The Taxes and Fees ($) on the Avios award would be $36. Avios awards to Hawaii have $11 in taxes, and Alaska flights are not bookable on ba.com. Calling in will incur a $25 phone fee.

Miles Used on the award are 25,000. Miles Foregone are how many you would earn on a paid ticket. The Great Circle Mapper says a roundtrip is 5,082 miles.

Plugging those numbers in the calculator, we find out that using 25k Avios to fly San Diego to Maui would mean getting 0.87 cents value per Avios. That’s atrocious value. I value Avios at 1.7 cents each.

If the calculator says the value you’d get from award is lower than your value for the type of mile you’d use, book with cash. See Just Book with Cash.

All of the examples of cheap flights I gave would be better purchased with cash than as awards if your value for miles is anywhere close to mine.

Are these fares mileage run worthy?

No, they are all 6+ CPM. They are not mileage run worthy, but they are Hawaiian vacation worthy.

In the Delta-marketed, Alaska-operated example from San Diego, which miles would I earn?

You could choose to credit to Delta or Alaska. If you can’t decide, see Choosing Where to Credit Miles Earned from Flying.

Recap

West coast to Hawaii fares are heavily discounted–some are even below $300 roundtrip.
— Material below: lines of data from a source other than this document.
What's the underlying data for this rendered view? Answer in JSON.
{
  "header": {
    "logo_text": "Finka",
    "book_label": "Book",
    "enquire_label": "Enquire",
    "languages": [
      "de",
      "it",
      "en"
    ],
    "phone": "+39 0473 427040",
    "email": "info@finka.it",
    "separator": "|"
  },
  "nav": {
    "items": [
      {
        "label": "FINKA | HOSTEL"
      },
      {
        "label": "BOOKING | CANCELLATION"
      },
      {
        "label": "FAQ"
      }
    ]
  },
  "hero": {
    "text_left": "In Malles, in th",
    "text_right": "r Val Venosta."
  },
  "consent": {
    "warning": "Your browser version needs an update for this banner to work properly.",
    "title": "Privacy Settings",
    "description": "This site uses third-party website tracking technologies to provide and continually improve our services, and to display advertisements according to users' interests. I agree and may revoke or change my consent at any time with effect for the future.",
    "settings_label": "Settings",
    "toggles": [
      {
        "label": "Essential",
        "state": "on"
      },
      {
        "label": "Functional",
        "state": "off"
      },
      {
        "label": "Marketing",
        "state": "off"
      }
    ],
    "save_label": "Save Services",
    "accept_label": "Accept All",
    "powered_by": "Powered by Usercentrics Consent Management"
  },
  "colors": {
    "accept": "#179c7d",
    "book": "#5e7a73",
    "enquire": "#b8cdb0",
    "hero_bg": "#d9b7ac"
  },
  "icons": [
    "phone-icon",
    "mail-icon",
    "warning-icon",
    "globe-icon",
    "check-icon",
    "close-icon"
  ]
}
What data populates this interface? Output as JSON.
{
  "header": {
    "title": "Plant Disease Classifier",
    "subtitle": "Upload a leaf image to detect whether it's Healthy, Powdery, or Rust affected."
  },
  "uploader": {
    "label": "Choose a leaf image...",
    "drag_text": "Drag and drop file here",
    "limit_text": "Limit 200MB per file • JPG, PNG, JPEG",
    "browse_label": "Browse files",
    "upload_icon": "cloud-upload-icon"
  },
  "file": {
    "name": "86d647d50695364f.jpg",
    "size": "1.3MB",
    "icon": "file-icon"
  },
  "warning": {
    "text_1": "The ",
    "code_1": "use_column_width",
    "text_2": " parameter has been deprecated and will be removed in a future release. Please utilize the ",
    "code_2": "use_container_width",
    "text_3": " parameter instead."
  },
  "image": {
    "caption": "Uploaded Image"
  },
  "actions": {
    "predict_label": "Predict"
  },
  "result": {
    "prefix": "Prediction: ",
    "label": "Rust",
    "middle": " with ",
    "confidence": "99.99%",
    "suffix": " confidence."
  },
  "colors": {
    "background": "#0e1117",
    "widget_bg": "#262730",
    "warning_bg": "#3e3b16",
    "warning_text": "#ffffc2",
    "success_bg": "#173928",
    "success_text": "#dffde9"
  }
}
Use the ITA Matrix to search for great deals from your home airport.

Compare the cash deals to award tickets by using the Mile Value Calculator. If the awards would give too low of a cents-per-mile bang for your buck, then just book with cash.

I expect most west coast cities to Hawaii to be better deals with cash than miles currently. That doesn’t mean that miles can’t be used well to Hawaii. East coast and regional airports to Hawaii often give a good cents per mile on redemptions.